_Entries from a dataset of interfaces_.

____________________

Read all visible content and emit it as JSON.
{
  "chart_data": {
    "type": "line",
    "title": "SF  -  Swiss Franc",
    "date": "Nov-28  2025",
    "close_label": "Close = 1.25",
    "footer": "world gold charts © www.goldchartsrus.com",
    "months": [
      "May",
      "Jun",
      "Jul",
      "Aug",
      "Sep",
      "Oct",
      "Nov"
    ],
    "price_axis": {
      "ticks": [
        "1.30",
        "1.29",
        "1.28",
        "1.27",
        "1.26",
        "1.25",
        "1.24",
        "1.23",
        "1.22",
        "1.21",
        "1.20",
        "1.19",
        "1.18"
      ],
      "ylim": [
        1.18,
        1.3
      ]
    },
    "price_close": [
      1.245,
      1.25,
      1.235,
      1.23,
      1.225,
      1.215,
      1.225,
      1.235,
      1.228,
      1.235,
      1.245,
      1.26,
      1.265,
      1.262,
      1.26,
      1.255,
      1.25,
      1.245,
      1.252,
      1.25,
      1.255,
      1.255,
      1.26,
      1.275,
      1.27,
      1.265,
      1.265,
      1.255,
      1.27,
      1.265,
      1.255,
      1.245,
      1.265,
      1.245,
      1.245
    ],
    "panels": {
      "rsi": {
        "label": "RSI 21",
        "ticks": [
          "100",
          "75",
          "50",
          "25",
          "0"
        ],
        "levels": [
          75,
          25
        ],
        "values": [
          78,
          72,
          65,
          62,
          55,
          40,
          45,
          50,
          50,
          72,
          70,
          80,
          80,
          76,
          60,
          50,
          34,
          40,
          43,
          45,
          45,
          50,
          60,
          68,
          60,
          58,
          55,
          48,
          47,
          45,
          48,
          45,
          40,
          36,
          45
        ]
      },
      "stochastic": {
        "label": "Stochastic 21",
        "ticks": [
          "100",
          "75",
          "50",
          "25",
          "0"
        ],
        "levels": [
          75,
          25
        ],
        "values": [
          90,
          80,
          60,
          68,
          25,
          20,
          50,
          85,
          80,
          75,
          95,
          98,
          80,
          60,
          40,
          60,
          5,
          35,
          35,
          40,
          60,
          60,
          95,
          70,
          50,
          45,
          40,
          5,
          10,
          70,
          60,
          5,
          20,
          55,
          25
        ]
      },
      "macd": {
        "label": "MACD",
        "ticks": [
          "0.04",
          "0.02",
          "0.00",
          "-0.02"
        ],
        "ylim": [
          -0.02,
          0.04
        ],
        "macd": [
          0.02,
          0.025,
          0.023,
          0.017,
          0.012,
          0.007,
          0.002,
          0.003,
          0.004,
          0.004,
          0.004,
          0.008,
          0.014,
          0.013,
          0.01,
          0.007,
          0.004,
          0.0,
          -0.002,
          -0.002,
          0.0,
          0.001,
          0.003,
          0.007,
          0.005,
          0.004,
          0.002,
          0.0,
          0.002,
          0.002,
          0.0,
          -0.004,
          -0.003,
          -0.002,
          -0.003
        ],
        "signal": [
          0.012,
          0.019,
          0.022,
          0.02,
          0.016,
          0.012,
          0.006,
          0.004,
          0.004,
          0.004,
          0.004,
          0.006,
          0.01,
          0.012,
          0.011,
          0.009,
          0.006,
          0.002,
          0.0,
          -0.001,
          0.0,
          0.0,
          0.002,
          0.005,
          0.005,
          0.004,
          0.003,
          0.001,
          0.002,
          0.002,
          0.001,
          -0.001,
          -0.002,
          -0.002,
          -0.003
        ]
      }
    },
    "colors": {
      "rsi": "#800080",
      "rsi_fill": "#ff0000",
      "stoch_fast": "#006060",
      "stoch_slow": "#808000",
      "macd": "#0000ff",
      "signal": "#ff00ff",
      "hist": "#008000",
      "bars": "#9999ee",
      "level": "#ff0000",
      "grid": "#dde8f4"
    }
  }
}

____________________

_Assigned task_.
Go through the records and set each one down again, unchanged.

_Solution to this problem_.
Read all visible content and emit it as JSON.
{
  "chart_data": {
    "type": "line",
    "title": "SF  -  Swiss Franc",
    "date": "Nov-28  2025",
    "close_label": "Close = 1.25",
    "footer": "world gold charts © www.goldchartsrus.com",
    "months": [
      "May",
      "Jun",
      "Jul",
      "Aug",
      "Sep",
      "Oct",
      "Nov"
    ],
    "price_axis": {
      "ticks": [
        "1.30",
        "1.29",
        "1.28",
        "1.27",
        "1.26",
        "1.25",
        "1.24",
        "1.23",
        "1.22",
        "1.21",
        "1.20",
        "1.19",
        "1.18"
      ],
      "ylim": [
        1.18,
        1.3
      ]
    },
    "price_close": [
      1.245,
      1.25,
      1.235,
      1.23,
      1.225,
      1.215,
      1.225,
      1.235,
      1.228,
      1.235,
      1.245,
      1.26,
      1.265,
      1.262,
      1.26,
      1.255,
      1.25,
      1.245,
      1.252,
      1.25,
      1.255,
      1.255,
      1.26,
      1.275,
      1.27,
      1.265,
      1.265,
      1.255,
      1.27,
      1.265,
      1.255,
      1.245,
      1.265,
      1.245,
      1.245
    ],
    "panels": {
      "rsi": {
        "label": "RSI 21",
        "ticks": [
          "100",
          "75",
          "50",
          "25",
          "0"
        ],
        "levels": [
          75,
          25
        ],
        "values": [
          78,
          72,
          65,
          62,
          55,
          40,
          45,
          50,
          50,
          72,
          70,
          80,
          80,
          76,
          60,
          50,
          34,
          40,
          43,
          45,
          45,
          50,
          60,
          68,
          60,
          58,
          55,
          48,
          47,
          45,
          48,
          45,
          40,
          36,
          45
        ]
      },
      "stochastic": {
        "label": "Stochastic 21",
        "ticks": [
          "100",
          "75",
          "50",
          "25",
          "0"
        ],
        "levels": [
          75,
          25
        ],
        "values": [
          90,
          80,
          60,
          68,
          25,
          20,
          50,
          85,
          80,
          75,
          95,
          98,
          80,
          60,
          40,
          60,
          5,
          35,
          35,
          40,
          60,
          60,
          95,
          70,
          50,
          45,
          40,
          5,
          10,
          70,
          60,
          5,
          20,
          55,
          25
        ]
      },
      "macd": {
        "label": "MACD",
        "ticks": [
          "0.04",
          "0.02",
          "0.00",
          "-0.02"
        ],
        "ylim": [
          -0.02,
          0.04
        ],
        "macd": [
          0.02,
          0.025,
          0.023,
          0.017,
          0.012,
          0.007,
          0.002,
          0.003,
          0.004,
          0.004,
          0.004,
          0.008,
          0.014,
          0.013,
          0.01,
          0.007,
          0.004,
          0.0,
          -0.002,
          -0.002,
          0.0,
          0.001,
          0.003,
          0.007,
          0.005,
          0.004,
          0.002,
          0.0,
          0.002,
          0.002,
          0.0,
          -0.004,
          -0.003,
          -0.002,
          -0.003
        ],
        "signal": [
          0.012,
          0.019,
          0.022,
          0.02,
          0.016,
          0.012,
          0.006,
          0.004,
          0.004,
          0.004,
          0.004,
          0.006,
          0.01,
          0.012,
          0.011,
          0.009,
          0.006,
          0.002,
          0.0,
          -0.001,
          0.0,
          0.0,
          0.002,
          0.005,
          0.005,
          0.004,
          0.003,
          0.001,
          0.002,
          0.002,
          0.001,
          -0.001,
          -0.002,
          -0.002,
          -0.003
        ]
      }
    },
    "colors": {
      "rsi": "#800080",
      "rsi_fill": "#ff0000",
      "stoch_fast": "#006060",
      "stoch_slow": "#808000",
      "macd": "#0000ff",
      "signal": "#ff00ff",
      "hist": "#008000",
      "bars": "#9999ee",
      "level": "#ff0000",
      "grid": "#dde8f4"
    }
  }
}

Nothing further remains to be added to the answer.